Information shown: Begin

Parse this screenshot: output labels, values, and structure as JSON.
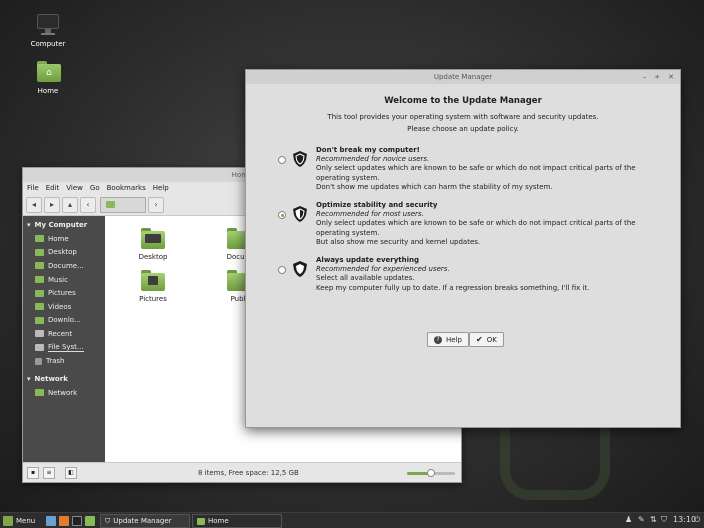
{
  "desktop": {
    "icons": [
      {
        "label": "Computer",
        "icon": "monitor-icon"
      },
      {
        "label": "Home",
        "icon": "home-folder-icon"
      }
    ]
  },
  "file_manager": {
    "title": "Home",
    "menu": [
      "File",
      "Edit",
      "View",
      "Go",
      "Bookmarks",
      "Help"
    ],
    "sidebar": {
      "section_computer": "My Computer",
      "computer_items": [
        "Home",
        "Desktop",
        "Docume...",
        "Music",
        "Pictures",
        "Videos",
        "Downlo...",
        "Recent",
        "File Syst...",
        "Trash"
      ],
      "section_network": "Network",
      "network_items": [
        "Network"
      ]
    },
    "files": [
      "Desktop",
      "Docum",
      "Pictures",
      "Publi"
    ],
    "status": "8 items, Free space: 12,5 GB",
    "zoom_fraction": 0.5
  },
  "update_manager": {
    "title": "Update Manager",
    "heading": "Welcome to the Update Manager",
    "intro_1": "This tool provides your operating system with software and security updates.",
    "intro_2": "Please choose an update policy.",
    "options": [
      {
        "title": "Don't break my computer!",
        "subtitle": "Recommended for novice users.",
        "line1": "Only select updates which are known to be safe or which do not impact critical parts of the operating system.",
        "line2": "Don't show me updates which can harm the stability of my system.",
        "selected": false
      },
      {
        "title": "Optimize stability and security",
        "subtitle": "Recommended for most users.",
        "line1": "Only select updates which are known to be safe or which do not impact critical parts of the operating system.",
        "line2": "But also show me security and kernel updates.",
        "selected": true
      },
      {
        "title": "Always update everything",
        "subtitle": "Recommended for experienced users.",
        "line1": "Select all available updates.",
        "line2": "Keep my computer fully up to date. If a regression breaks something, I'll fix it.",
        "selected": false
      }
    ],
    "help_label": "Help",
    "ok_label": "OK"
  },
  "taskbar": {
    "menu_label": "Menu",
    "windows": [
      "Update Manager",
      "Home"
    ],
    "clock": "13:10"
  },
  "colors": {
    "accent": "#7aa84a",
    "panel": "#2d2d2d",
    "sidebar": "#4a4a4a"
  }
}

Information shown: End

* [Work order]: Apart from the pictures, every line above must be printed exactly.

* [Answer space]:
Parse this screenshot: output labels, values, and structure as JSON.
{
  "desktop": {
    "icons": [
      {
        "label": "Computer",
        "icon": "monitor-icon"
      },
      {
        "label": "Home",
        "icon": "home-folder-icon"
      }
    ]
  },
  "file_manager": {
    "title": "Home",
    "menu": [
      "File",
      "Edit",
      "View",
      "Go",
      "Bookmarks",
      "Help"
    ],
    "sidebar": {
      "section_computer": "My Computer",
      "computer_items": [
        "Home",
        "Desktop",
        "Docume...",
        "Music",
        "Pictures",
        "Videos",
        "Downlo...",
        "Recent",
        "File Syst...",
        "Trash"
      ],
      "section_network": "Network",
      "network_items": [
        "Network"
      ]
    },
    "files": [
      "Desktop",
      "Docum",
      "Pictures",
      "Publi"
    ],
    "status": "8 items, Free space: 12,5 GB",
    "zoom_fraction": 0.5
  },
  "update_manager": {
    "title": "Update Manager",
    "heading": "Welcome to the Update Manager",
    "intro_1": "This tool provides your operating system with software and security updates.",
    "intro_2": "Please choose an update policy.",
    "options": [
      {
        "title": "Don't break my computer!",
        "subtitle": "Recommended for novice users.",
        "line1": "Only select updates which are known to be safe or which do not impact critical parts of the operating system.",
        "line2": "Don't show me updates which can harm the stability of my system.",
        "selected": false
      },
      {
        "title": "Optimize stability and security",
        "subtitle": "Recommended for most users.",
        "line1": "Only select updates which are known to be safe or which do not impact critical parts of the operating system.",
        "line2": "But also show me security and kernel updates.",
        "selected": true
      },
      {
        "title": "Always update everything",
        "subtitle": "Recommended for experienced users.",
        "line1": "Select all available updates.",
        "line2": "Keep my computer fully up to date. If a regression breaks something, I'll fix it.",
        "selected": false
      }
    ],
    "help_label": "Help",
    "ok_label": "OK"
  },
  "taskbar": {
    "menu_label": "Menu",
    "windows": [
      "Update Manager",
      "Home"
    ],
    "clock": "13:10"
  },
  "colors": {
    "accent": "#7aa84a",
    "panel": "#2d2d2d",
    "sidebar": "#4a4a4a"
  }
}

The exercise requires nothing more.